Change only the PEP484 (Type hints) to accept the syntax type1 | type2 ?

  • PRO: The PEP563 [6] (Postponed Evaluation of Annotations) is enough to accept this proposition
  • CONS: The Resolving type hints at runtime says: “For code which uses annotations for other purposes, a regular eval(ann, globals, locals) call is enough to resolve the annotation.". Without add a new operator __or__ in type type, it's not possible to resolve type hints at runtime.
  >>> from __future__ import annotations
  >>> def foo() -> int | str: pass
  >>> eval(foo.__annotations__['return'])
  Traceback (most recent call last):
    File "<stdin>", line 1, in <module>
    File "<string>", line 1, in <module>
  TypeError: unsupported operand type(s) for |: 'type' and 'type'

- CONS: Without operator, it's not possible to write
>>> u = int | str
>>> u
typing.Union[int, str]

Use (int, str) in place of Union[int,str] ?

  • PRO: This doesn't have compatibility issues and it's similar to isinstance(foo, (int, str))
  • PRO: Either better than breaking backward compatibility by adding new operator methods to the type type.
  • CONS: In most languages with similar-ish type syntax, (int, str) means Tuple[int, str], not Union[int, str].

Use {int, str} in place of Union[int,str] ?

  • PRO: big advantage of {int, str} over int|str. It doesn't require adding anything to type, and we don't need to introduce a new lightweight builtin union type.

2. Extend isinstance() and issubclass() to accept Union ?

isinstance(x, str | int) ==> "is x an instance of str or int"
  • PRO: if they were permitted, then instance checks could use an extremely clean-looking notation for "any of these":
  • PRO: The implementation can use the tuple present in Union parameter, without create a new instance.

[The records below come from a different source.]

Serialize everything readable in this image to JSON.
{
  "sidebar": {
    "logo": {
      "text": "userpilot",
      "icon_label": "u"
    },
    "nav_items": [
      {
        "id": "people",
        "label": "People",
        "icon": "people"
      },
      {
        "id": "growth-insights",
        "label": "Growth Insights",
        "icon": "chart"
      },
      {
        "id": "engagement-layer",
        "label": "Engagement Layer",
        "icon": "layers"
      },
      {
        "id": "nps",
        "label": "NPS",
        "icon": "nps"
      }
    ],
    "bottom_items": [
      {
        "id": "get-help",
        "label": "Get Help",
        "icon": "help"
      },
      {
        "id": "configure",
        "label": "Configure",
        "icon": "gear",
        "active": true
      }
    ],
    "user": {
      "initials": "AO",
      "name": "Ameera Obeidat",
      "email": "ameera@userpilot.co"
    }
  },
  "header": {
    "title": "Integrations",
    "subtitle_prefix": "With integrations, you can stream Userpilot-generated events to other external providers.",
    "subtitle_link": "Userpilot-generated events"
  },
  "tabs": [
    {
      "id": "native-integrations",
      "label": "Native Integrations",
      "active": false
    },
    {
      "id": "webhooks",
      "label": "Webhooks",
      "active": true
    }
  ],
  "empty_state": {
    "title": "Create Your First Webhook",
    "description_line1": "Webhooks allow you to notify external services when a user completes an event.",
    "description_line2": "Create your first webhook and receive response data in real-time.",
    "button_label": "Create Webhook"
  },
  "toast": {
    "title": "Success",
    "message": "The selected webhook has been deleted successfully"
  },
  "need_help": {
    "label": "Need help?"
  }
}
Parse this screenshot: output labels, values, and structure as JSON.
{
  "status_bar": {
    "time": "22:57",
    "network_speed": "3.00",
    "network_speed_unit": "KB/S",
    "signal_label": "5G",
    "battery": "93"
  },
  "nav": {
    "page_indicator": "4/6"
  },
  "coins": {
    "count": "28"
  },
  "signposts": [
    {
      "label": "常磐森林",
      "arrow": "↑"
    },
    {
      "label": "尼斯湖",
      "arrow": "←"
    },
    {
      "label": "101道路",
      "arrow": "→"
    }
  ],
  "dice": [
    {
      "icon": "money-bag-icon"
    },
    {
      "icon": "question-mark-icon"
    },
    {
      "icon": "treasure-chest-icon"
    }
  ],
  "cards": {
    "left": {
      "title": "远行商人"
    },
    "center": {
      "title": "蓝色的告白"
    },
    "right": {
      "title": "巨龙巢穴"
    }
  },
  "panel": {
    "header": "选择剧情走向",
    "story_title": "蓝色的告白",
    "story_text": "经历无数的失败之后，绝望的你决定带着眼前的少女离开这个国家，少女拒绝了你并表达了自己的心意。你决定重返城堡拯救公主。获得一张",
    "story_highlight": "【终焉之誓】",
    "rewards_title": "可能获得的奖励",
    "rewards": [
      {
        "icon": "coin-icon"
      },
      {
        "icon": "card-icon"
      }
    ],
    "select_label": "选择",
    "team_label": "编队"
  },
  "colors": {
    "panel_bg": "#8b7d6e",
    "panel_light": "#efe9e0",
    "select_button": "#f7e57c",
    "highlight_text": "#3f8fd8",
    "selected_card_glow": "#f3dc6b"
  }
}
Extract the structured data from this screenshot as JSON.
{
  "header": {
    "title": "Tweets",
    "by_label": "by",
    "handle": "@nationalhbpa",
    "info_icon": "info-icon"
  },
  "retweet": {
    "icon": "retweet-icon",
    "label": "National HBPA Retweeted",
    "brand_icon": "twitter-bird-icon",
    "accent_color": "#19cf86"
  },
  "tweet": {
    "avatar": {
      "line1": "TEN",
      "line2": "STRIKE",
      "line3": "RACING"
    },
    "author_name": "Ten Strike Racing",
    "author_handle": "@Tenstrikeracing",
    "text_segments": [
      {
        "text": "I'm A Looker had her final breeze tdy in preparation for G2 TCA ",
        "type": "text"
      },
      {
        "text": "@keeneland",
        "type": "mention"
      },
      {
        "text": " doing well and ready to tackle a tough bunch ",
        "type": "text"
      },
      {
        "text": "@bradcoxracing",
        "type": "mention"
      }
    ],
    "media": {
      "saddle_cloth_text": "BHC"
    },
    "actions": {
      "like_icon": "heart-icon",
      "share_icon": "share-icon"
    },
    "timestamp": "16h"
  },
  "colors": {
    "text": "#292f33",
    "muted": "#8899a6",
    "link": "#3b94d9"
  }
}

Reference Implementation

A proposed implementation for cpython is here. A proposed implementation for mypy is here.